━━━ TASK DATA ━━━

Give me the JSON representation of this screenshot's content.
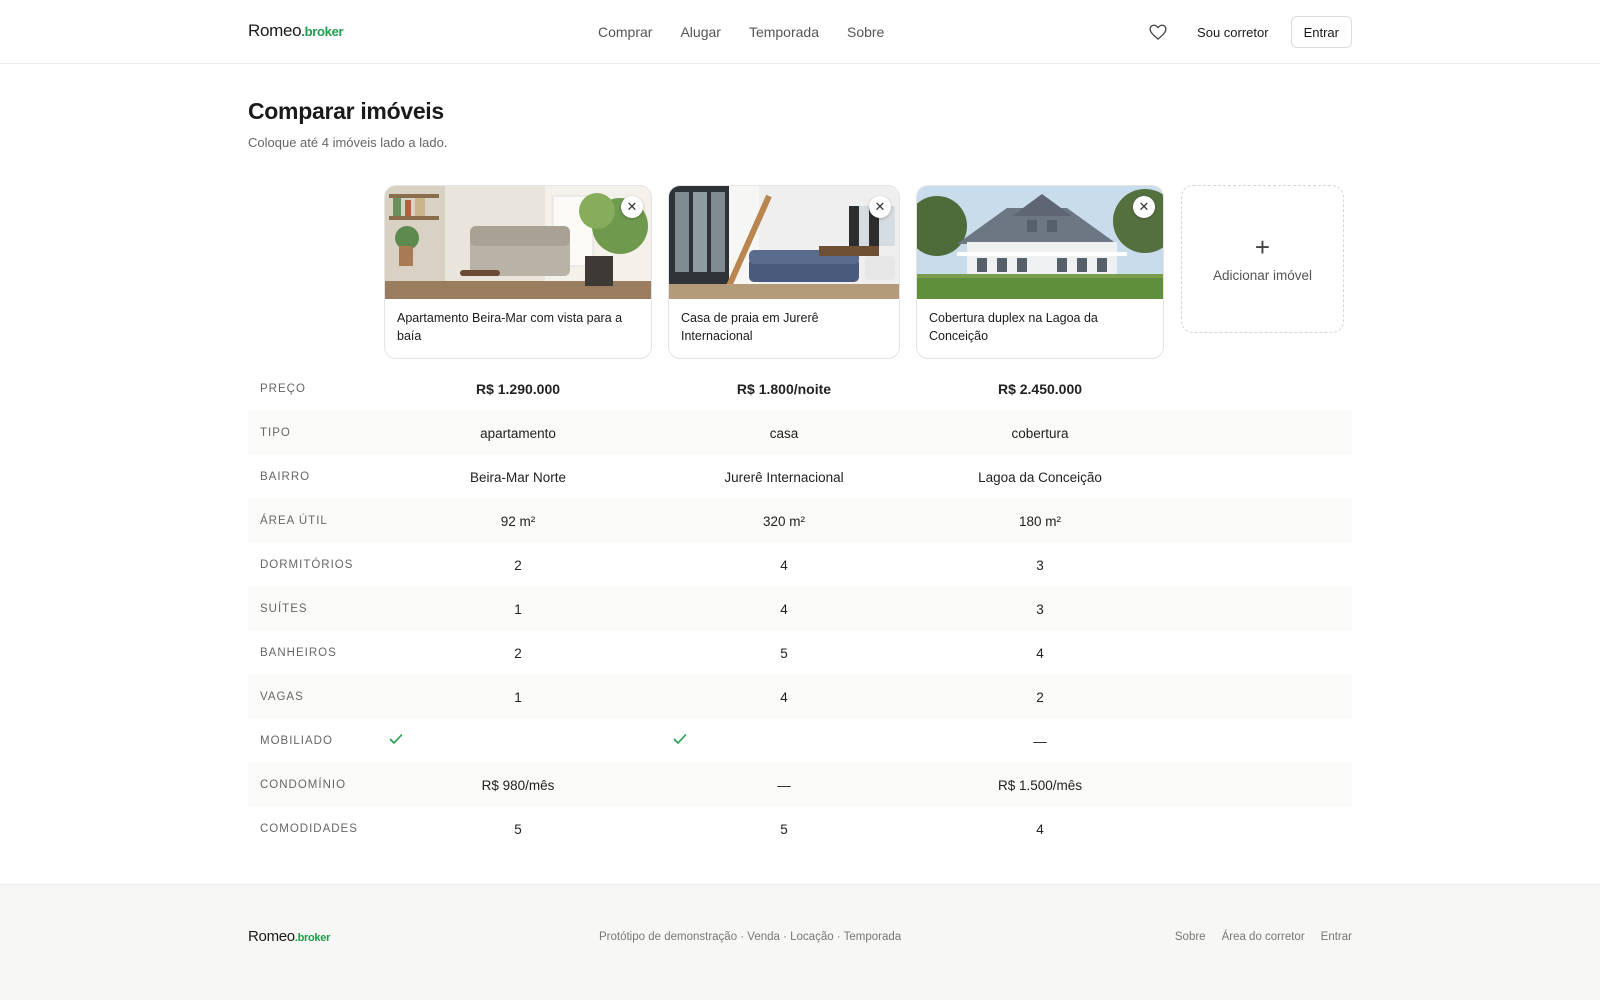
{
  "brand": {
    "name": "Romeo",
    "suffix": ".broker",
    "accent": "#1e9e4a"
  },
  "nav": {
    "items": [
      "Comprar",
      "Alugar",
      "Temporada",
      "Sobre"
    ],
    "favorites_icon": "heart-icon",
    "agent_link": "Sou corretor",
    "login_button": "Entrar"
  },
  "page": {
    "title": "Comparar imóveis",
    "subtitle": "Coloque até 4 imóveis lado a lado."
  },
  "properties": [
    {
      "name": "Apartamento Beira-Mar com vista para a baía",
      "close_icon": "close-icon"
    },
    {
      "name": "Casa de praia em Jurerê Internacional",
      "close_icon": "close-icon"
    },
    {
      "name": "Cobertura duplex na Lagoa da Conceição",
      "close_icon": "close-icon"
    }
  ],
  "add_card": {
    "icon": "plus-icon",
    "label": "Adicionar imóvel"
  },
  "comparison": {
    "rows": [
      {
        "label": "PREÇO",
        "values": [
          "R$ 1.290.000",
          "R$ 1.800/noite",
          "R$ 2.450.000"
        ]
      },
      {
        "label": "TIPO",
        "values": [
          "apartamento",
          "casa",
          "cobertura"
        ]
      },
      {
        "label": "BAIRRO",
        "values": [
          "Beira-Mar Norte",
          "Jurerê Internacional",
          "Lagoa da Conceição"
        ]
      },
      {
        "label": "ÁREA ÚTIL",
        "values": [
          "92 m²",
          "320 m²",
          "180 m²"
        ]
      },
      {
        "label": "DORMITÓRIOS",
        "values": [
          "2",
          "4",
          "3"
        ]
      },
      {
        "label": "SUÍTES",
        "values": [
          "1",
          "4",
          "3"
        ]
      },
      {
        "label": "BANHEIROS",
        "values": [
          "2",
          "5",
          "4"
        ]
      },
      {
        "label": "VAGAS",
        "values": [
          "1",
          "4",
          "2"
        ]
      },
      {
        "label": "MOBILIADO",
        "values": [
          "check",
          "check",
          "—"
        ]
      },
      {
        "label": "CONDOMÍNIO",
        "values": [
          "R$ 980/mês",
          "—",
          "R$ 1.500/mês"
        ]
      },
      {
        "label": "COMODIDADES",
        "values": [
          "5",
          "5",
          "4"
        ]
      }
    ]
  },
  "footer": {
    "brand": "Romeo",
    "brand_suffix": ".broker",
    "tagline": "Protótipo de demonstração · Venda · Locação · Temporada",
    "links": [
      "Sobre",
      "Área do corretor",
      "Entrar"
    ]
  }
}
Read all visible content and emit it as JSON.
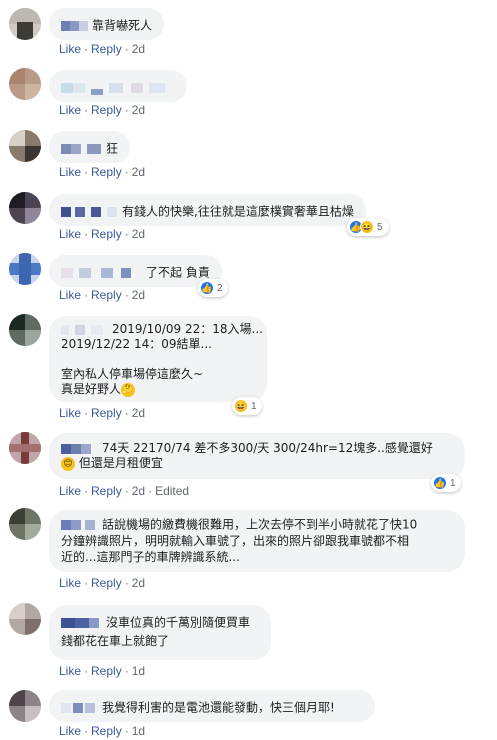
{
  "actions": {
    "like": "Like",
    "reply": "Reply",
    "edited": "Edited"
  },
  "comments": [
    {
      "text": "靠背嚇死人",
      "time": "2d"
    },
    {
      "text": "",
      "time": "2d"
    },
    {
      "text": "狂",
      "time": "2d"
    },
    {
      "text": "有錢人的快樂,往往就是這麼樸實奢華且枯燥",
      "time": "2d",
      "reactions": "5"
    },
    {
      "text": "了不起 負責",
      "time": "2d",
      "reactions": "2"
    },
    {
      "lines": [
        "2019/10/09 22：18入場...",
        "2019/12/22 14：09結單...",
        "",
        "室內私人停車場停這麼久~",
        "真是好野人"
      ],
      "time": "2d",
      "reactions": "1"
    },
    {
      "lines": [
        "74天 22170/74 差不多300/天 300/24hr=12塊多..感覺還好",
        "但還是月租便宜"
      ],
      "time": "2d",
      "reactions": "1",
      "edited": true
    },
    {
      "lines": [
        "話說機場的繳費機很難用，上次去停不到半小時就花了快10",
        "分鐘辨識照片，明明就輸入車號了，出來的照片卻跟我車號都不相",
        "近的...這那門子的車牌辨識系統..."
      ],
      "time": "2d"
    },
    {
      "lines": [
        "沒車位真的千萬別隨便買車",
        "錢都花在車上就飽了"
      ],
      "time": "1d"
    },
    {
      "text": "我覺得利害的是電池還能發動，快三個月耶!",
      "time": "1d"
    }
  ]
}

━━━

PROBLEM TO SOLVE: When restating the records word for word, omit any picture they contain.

EXERCISE SOLUTION:
Give me the JSON representation of this screenshot's content.
{
  "brand": {
    "name": "Romeo",
    "suffix": ".broker",
    "accent": "#1e9e4a"
  },
  "nav": {
    "items": [
      "Comprar",
      "Alugar",
      "Temporada",
      "Sobre"
    ],
    "favorites_icon": "heart-icon",
    "agent_link": "Sou corretor",
    "login_button": "Entrar"
  },
  "page": {
    "title": "Comparar imóveis",
    "subtitle": "Coloque até 4 imóveis lado a lado."
  },
  "properties": [
    {
      "name": "Apartamento Beira-Mar com vista para a baía",
      "close_icon": "close-icon"
    },
    {
      "name": "Casa de praia em Jurerê Internacional",
      "close_icon": "close-icon"
    },
    {
      "name": "Cobertura duplex na Lagoa da Conceição",
      "close_icon": "close-icon"
    }
  ],
  "add_card": {
    "icon": "plus-icon",
    "label": "Adicionar imóvel"
  },
  "comparison": {
    "rows": [
      {
        "label": "PREÇO",
        "values": [
          "R$ 1.290.000",
          "R$ 1.800/noite",
          "R$ 2.450.000"
        ]
      },
      {
        "label": "TIPO",
        "values": [
          "apartamento",
          "casa",
          "cobertura"
        ]
      },
      {
        "label": "BAIRRO",
        "values": [
          "Beira-Mar Norte",
          "Jurerê Internacional",
          "Lagoa da Conceição"
        ]
      },
      {
        "label": "ÁREA ÚTIL",
        "values": [
          "92 m²",
          "320 m²",
          "180 m²"
        ]
      },
      {
        "label": "DORMITÓRIOS",
        "values": [
          "2",
          "4",
          "3"
        ]
      },
      {
        "label": "SUÍTES",
        "values": [
          "1",
          "4",
          "3"
        ]
      },
      {
        "label": "BANHEIROS",
        "values": [
          "2",
          "5",
          "4"
        ]
      },
      {
        "label": "VAGAS",
        "values": [
          "1",
          "4",
          "2"
        ]
      },
      {
        "label": "MOBILIADO",
        "values": [
          "check",
          "check",
          "—"
        ]
      },
      {
        "label": "CONDOMÍNIO",
        "values": [
          "R$ 980/mês",
          "—",
          "R$ 1.500/mês"
        ]
      },
      {
        "label": "COMODIDADES",
        "values": [
          "5",
          "5",
          "4"
        ]
      }
    ]
  },
  "footer": {
    "brand": "Romeo",
    "brand_suffix": ".broker",
    "tagline": "Protótipo de demonstração · Venda · Locação · Temporada",
    "links": [
      "Sobre",
      "Área do corretor",
      "Entrar"
    ]
  }
}
Read all visible content and emit it as JSON.
{
  "actions": {
    "like": "Like",
    "reply": "Reply",
    "edited": "Edited"
  },
  "comments": [
    {
      "text": "靠背嚇死人",
      "time": "2d"
    },
    {
      "text": "",
      "time": "2d"
    },
    {
      "text": "狂",
      "time": "2d"
    },
    {
      "text": "有錢人的快樂,往往就是這麼樸實奢華且枯燥",
      "time": "2d",
      "reactions": "5"
    },
    {
      "text": "了不起 負責",
      "time": "2d",
      "reactions": "2"
    },
    {
      "lines": [
        "2019/10/09 22：18入場...",
        "2019/12/22 14：09結單...",
        "",
        "室內私人停車場停這麼久~",
        "真是好野人"
      ],
      "time": "2d",
      "reactions": "1"
    },
    {
      "lines": [
        "74天 22170/74 差不多300/天 300/24hr=12塊多..感覺還好",
        "但還是月租便宜"
      ],
      "time": "2d",
      "reactions": "1",
      "edited": true
    },
    {
      "lines": [
        "話說機場的繳費機很難用，上次去停不到半小時就花了快10",
        "分鐘辨識照片，明明就輸入車號了，出來的照片卻跟我車號都不相",
        "近的...這那門子的車牌辨識系統..."
      ],
      "time": "2d"
    },
    {
      "lines": [
        "沒車位真的千萬別隨便買車",
        "錢都花在車上就飽了"
      ],
      "time": "1d"
    },
    {
      "text": "我覺得利害的是電池還能發動，快三個月耶!",
      "time": "1d"
    }
  ]
}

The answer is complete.